The lines you return must be all those in the data that hold the string "text".

-*-

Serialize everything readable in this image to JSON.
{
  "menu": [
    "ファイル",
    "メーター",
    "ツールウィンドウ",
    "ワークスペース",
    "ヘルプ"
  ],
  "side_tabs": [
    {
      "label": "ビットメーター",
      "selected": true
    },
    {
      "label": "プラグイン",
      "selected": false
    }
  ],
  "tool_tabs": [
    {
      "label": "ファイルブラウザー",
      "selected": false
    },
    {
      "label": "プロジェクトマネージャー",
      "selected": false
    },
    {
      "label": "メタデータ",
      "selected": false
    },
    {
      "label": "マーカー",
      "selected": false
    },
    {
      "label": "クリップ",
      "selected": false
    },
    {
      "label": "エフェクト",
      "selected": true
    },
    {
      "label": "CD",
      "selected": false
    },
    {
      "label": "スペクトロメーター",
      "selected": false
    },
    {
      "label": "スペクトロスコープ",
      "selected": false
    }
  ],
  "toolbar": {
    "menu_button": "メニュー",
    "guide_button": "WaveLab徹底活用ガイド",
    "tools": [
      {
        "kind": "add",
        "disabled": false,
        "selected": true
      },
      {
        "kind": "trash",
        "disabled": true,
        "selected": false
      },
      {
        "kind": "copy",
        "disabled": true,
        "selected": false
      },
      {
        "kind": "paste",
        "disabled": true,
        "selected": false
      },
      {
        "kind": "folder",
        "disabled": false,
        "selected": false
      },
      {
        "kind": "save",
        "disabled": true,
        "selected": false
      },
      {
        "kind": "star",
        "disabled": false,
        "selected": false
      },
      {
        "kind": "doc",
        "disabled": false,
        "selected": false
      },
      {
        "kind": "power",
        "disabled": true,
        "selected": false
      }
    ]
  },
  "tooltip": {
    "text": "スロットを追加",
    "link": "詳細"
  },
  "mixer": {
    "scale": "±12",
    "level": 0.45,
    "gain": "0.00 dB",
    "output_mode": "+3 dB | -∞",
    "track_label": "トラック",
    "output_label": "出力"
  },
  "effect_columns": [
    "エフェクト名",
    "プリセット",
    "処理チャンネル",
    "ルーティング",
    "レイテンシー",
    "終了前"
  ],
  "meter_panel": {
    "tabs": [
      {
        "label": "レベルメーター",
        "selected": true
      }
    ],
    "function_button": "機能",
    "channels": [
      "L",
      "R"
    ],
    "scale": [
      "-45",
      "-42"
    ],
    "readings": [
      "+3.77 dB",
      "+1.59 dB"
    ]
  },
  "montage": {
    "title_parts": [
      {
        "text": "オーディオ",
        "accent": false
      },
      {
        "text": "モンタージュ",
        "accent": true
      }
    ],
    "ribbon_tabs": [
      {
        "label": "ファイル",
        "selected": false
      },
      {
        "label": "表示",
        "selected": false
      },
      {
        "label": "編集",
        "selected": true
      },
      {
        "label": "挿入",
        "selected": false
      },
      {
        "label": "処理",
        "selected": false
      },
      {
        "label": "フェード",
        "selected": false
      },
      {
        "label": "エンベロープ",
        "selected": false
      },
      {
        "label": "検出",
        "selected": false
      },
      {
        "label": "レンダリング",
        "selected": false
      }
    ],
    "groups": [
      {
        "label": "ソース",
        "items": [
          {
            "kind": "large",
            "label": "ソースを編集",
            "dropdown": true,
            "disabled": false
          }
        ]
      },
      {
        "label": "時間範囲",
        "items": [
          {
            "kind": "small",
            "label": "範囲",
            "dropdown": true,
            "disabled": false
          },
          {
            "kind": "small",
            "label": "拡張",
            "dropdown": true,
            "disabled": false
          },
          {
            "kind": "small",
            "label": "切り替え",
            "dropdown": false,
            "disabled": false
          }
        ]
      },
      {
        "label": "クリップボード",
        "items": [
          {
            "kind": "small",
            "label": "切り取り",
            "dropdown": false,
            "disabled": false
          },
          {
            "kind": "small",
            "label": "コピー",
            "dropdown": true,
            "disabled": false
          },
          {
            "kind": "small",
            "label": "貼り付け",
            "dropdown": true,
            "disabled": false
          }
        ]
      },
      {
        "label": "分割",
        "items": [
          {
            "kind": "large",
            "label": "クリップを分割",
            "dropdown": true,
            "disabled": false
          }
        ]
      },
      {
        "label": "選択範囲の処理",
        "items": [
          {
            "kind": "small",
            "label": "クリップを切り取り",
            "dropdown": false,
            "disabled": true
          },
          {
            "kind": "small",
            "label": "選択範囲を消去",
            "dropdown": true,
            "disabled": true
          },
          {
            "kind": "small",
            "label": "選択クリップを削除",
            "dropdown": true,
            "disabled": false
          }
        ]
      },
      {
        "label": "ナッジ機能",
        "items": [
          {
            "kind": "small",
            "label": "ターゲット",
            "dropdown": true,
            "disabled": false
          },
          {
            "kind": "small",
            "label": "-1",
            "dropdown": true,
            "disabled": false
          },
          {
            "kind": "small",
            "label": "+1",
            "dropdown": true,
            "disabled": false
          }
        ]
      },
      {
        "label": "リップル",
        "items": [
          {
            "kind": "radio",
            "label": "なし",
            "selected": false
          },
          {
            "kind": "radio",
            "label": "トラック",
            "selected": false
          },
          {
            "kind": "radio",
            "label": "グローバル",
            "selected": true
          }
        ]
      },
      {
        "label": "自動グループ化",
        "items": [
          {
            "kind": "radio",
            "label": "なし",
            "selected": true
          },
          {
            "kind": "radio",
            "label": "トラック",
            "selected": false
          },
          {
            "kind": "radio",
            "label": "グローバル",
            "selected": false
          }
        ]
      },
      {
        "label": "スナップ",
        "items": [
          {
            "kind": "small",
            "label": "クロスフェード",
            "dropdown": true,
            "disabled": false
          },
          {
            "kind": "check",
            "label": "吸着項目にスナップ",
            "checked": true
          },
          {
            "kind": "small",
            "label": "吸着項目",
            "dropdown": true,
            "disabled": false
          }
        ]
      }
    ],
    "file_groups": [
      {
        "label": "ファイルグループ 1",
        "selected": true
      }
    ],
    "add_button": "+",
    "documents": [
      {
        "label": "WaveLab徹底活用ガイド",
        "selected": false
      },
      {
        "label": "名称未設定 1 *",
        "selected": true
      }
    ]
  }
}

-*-

■ **Worked solution**:
    "text": "スロットを追加",
        "text": "オーディオ",
        "text": "モンタージュ",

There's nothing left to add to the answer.